“The Jones Act Revisited” is a follow up piece by Emeritus Professor Thomas Grennes. It offers analysis on the legislation and its harmful effects on the economy. The conclusion is below and the entire article can be read here.

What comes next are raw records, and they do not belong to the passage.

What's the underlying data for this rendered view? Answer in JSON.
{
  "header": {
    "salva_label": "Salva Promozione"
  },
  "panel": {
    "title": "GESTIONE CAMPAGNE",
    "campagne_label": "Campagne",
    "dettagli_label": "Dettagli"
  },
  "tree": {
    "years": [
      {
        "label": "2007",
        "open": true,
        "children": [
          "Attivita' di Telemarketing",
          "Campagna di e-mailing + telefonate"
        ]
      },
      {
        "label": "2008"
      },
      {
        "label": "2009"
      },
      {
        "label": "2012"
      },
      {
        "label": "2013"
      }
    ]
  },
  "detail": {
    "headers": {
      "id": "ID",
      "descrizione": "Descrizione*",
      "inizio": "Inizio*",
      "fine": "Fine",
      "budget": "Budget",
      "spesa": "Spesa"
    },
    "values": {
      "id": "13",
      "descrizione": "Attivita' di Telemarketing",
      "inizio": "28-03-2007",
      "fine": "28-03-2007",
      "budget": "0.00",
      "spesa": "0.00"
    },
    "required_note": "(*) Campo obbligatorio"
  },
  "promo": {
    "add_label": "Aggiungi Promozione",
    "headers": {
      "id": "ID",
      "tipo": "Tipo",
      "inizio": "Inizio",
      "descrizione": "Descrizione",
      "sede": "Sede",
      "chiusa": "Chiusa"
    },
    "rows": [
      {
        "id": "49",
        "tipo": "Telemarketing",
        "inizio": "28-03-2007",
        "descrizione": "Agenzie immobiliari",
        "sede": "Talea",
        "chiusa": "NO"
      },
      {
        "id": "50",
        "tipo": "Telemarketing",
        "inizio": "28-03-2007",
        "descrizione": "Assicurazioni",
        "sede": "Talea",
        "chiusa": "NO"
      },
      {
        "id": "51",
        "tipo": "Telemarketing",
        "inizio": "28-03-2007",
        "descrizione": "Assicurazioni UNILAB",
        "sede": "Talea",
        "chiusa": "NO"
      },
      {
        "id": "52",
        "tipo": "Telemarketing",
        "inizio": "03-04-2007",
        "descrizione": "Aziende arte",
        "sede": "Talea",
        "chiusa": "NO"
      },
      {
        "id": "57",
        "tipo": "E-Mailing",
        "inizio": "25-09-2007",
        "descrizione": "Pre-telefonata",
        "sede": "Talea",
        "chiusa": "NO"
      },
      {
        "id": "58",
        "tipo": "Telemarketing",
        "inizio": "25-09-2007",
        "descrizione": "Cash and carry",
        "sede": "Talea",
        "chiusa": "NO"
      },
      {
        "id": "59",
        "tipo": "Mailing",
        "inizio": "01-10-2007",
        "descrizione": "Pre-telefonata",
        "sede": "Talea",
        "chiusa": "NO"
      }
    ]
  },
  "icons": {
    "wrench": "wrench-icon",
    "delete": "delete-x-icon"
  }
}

After a thorough evaluation of the arguments made by supporters of the Jones Act, the conclusion remains the same. The Jones Act is harmful to American consumers and businesses as a whole. Americans would gain from a major reform of the act, including a possible repeal. However, the supporters of the act have effectively protected it from repeal since 1920, and there is little evidence that their political support is diminishing. If repeal is not a reasonable option, reform of the act that would include relaxing the American-built requirement for ships would bring substantial benefits. A specific bill supported by the Hawaii Shippers’ Council would provide an exemption from the American-built requirement, but only for oceangoing ships traveling to or from the noncontiguous parts of the US (primarily Hawaii, Alaska, and Puerto Rico). The remaining features of the Jones Act would remain in place. To make the reform more palatable to shipyard employees, compensation could be paid to certain shipbuilders for a limited number of years. A precedent for such a buyout would be the tobacco buyout of 2004–2014.